- Task goal -
Go through the records below line by line, counting those that contain the word "Management"; answer with the count only.

- Data to process -
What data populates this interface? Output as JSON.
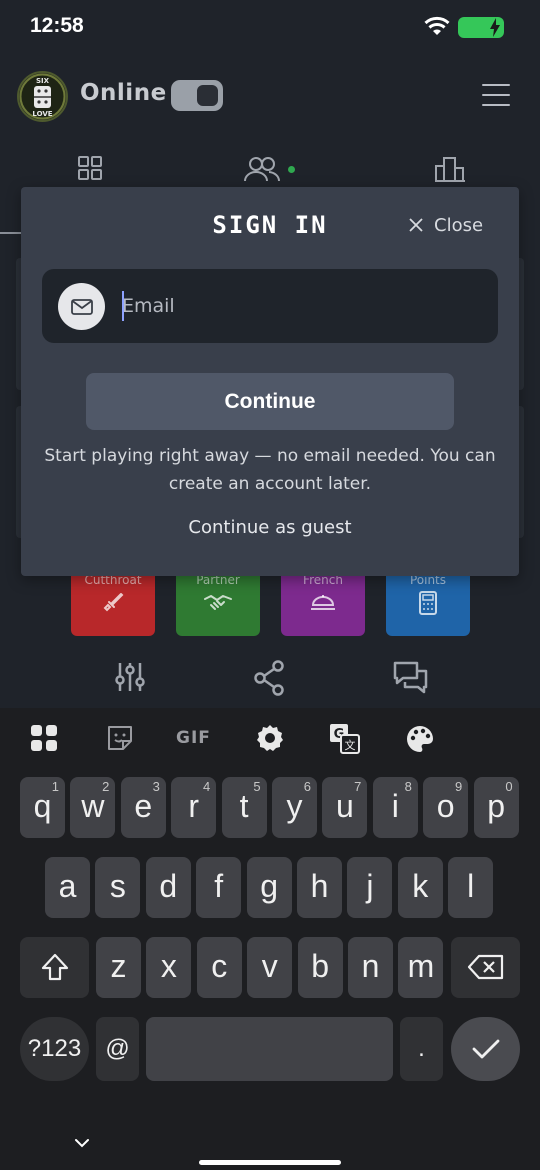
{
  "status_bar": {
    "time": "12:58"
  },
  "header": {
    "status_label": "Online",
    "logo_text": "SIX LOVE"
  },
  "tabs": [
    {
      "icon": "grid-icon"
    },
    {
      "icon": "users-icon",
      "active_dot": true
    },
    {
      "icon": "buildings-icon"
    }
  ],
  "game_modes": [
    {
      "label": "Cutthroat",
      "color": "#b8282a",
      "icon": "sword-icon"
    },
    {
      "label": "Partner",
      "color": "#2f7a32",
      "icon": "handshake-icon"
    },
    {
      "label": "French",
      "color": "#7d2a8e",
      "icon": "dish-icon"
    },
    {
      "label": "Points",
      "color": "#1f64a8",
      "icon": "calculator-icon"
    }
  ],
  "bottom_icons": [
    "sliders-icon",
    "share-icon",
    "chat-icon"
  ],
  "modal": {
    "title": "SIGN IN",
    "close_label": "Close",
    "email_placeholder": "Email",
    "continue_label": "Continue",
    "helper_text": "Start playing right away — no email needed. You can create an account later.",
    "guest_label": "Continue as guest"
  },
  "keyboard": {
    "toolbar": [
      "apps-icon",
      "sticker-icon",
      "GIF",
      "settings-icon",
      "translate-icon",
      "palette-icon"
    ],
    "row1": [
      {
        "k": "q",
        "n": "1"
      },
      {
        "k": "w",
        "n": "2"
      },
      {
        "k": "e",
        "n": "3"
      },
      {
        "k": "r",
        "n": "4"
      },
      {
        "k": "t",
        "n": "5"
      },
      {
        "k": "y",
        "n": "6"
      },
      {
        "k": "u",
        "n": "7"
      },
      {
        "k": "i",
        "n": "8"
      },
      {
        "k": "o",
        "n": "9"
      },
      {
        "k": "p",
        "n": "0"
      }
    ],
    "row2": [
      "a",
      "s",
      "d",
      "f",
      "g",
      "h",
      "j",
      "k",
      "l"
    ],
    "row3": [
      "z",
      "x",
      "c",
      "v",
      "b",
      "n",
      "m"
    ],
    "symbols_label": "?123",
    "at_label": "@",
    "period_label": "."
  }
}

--

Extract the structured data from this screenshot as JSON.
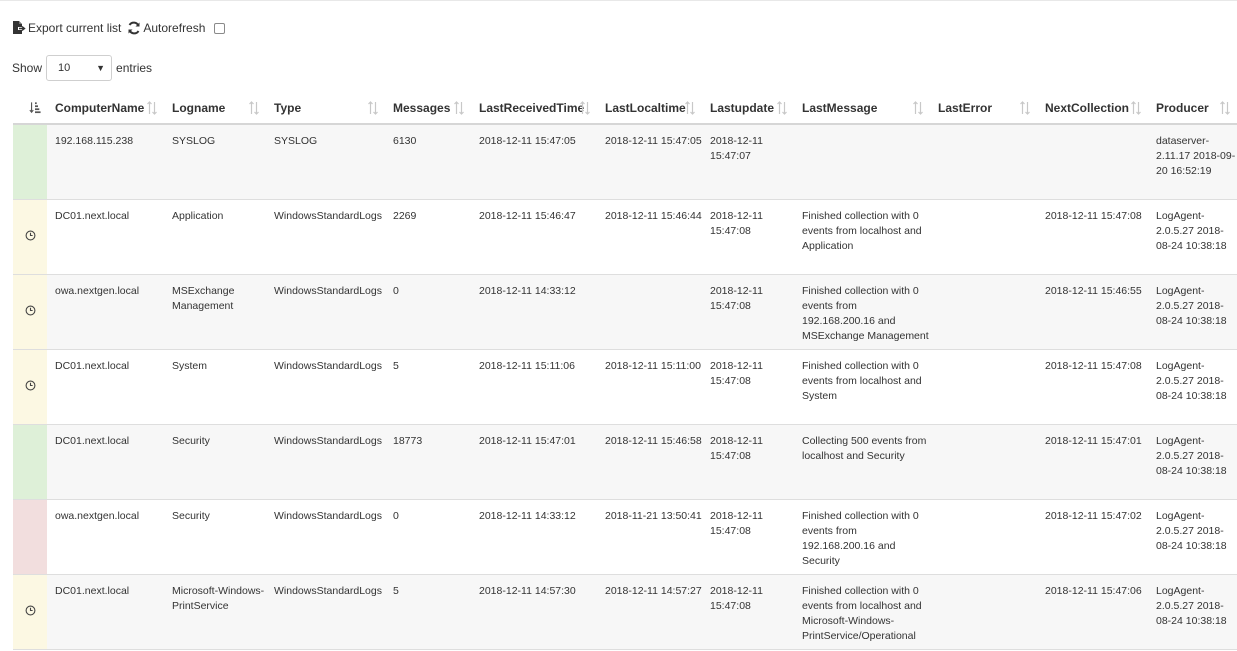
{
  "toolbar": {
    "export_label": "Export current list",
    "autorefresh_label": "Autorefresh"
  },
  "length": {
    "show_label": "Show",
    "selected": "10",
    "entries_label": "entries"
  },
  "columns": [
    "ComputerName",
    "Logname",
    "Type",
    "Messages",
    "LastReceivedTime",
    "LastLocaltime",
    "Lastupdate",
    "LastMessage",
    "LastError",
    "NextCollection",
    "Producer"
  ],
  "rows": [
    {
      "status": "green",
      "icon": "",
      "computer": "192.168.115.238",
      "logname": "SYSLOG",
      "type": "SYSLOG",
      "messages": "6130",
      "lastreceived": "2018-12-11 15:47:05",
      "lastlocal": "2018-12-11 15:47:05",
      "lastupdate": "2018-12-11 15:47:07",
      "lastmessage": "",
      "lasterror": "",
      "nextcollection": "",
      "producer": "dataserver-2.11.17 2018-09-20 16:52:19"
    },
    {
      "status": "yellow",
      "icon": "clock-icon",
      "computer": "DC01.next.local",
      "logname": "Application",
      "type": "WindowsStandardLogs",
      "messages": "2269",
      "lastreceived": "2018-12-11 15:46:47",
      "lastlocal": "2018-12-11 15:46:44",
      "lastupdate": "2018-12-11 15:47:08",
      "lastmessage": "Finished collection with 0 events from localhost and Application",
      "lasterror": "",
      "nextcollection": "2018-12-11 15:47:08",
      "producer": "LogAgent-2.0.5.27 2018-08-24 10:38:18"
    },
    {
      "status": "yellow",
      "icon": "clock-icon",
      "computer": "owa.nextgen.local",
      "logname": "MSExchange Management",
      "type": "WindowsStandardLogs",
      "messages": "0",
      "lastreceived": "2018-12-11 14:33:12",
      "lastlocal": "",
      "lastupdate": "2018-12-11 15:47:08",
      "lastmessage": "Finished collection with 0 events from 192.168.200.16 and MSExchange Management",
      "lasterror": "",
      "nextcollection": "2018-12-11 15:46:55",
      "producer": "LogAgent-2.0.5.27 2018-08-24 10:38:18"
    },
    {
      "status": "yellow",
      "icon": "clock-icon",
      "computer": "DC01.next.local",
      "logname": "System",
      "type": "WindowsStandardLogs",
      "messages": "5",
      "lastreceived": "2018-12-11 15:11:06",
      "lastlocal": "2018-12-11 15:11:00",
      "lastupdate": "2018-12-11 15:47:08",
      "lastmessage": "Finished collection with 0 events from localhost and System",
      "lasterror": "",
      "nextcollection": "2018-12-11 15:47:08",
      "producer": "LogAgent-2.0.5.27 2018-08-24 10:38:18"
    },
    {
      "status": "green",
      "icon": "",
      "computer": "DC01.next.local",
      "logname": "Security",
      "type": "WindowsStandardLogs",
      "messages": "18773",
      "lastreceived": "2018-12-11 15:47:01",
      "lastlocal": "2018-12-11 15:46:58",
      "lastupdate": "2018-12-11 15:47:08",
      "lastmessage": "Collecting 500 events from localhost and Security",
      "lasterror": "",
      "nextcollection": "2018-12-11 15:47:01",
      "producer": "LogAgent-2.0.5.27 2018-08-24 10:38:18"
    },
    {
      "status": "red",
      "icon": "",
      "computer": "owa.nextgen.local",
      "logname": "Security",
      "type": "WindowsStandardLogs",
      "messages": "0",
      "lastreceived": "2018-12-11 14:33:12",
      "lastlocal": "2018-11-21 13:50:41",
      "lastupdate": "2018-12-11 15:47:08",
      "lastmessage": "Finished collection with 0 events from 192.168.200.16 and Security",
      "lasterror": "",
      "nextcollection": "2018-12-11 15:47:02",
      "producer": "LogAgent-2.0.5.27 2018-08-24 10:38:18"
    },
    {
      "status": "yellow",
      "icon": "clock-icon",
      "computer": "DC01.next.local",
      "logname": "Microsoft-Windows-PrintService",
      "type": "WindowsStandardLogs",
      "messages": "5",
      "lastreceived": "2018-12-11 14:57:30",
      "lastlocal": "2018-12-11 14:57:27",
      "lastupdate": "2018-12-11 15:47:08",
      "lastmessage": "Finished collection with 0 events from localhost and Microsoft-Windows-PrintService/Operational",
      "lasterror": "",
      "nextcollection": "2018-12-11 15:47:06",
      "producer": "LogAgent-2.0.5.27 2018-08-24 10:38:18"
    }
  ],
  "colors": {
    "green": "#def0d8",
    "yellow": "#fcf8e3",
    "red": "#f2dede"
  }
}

- Expected answer -
2